Nursing care of pediatric patients after cardiac surgery consists of close hemodynamic monitoring, often through transthoracic intracardiac catheters, requiring patients to remain on bed rest and limiting holding and mobility.
The primary aim of this quality improvement project was to determine the feasibility of safely mobilizing pediatric patients with transthoracic intracardiac catheters out of bed. Once feasibility was established, the secondary aim was to increase the number of days such patients were out of bed.
New standards and procedures were implemented in July 2015 for pediatric patients with transthoracic intracardiac catheters. After initiation of the new policies, complications were tracked prospectively. Nursing documentation of activity and positioning for all patients with transthoracic intracardiac catheters was extracted from electronic health records for 2 fiscal years before and 3 fiscal years after the new policies were implemented. The Cochran-Armitage test for trend was used to determine whether patterns of out-of-bed documentation changed over time.
A total of 1358 patients (approximately 250 to 300 patients each fiscal year) had activity and positioning documented while transthoracic intracardiac catheters were in place. The Cochran-Armitage test for trend revealed that out-of-bed documentation significantly increased after the new policies and procedures were initiated (P < .001). No major complications were noted resulting from patient mobility with transthoracic intracardiac catheters.

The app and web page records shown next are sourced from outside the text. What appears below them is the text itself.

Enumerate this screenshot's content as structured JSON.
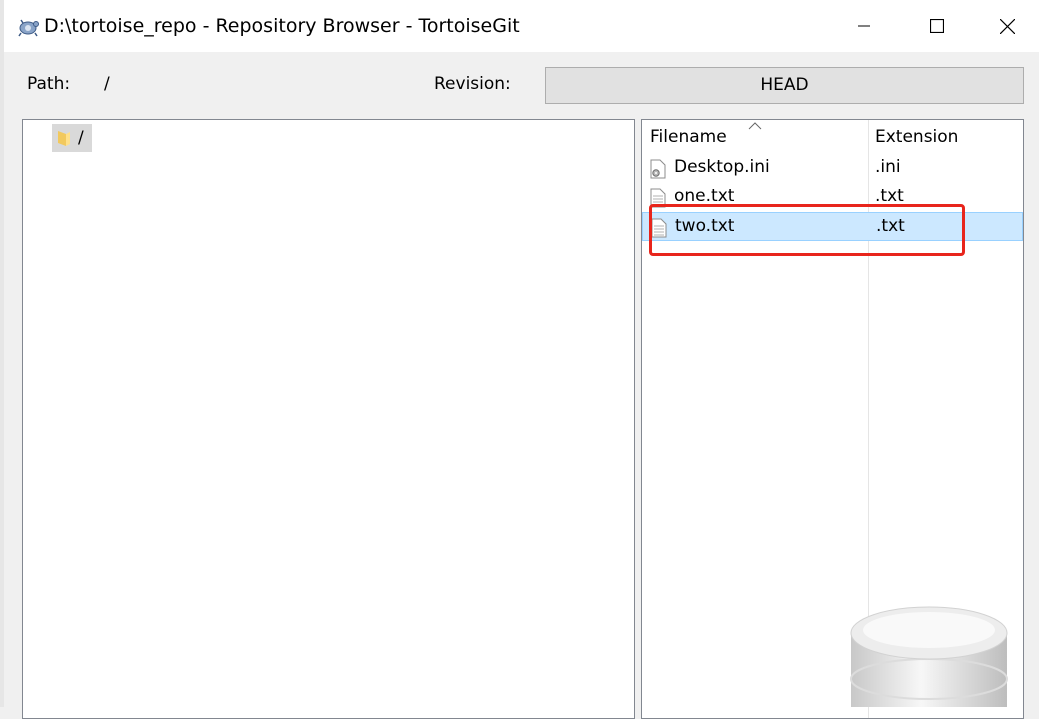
{
  "window": {
    "title": "D:\\tortoise_repo - Repository Browser - TortoiseGit",
    "icon": "tortoisegit-icon",
    "controls": [
      "minimize-icon",
      "maximize-icon",
      "close-icon"
    ]
  },
  "toolbar": {
    "path_label": "Path:",
    "path_value": "/",
    "revision_label": "Revision:",
    "revision_value": "HEAD"
  },
  "tree": {
    "nodes": [
      {
        "label": "/",
        "icon": "folder-icon"
      }
    ]
  },
  "file_list": {
    "columns": [
      {
        "label": "Filename",
        "sorted": "ascending"
      },
      {
        "label": "Extension"
      }
    ],
    "rows": [
      {
        "name": "Desktop.ini",
        "ext": ".ini",
        "icon": "settings-file-icon"
      },
      {
        "name": "one.txt",
        "ext": ".txt",
        "icon": "text-file-icon"
      },
      {
        "name": "two.txt",
        "ext": ".txt",
        "icon": "text-file-icon",
        "selected": true
      }
    ]
  },
  "colors": {
    "highlight": "#e8251c",
    "selection": "#cce8ff"
  }
}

Pediatric patients with transthoracic intracardiac catheters can be safely held and mobilized out of bed.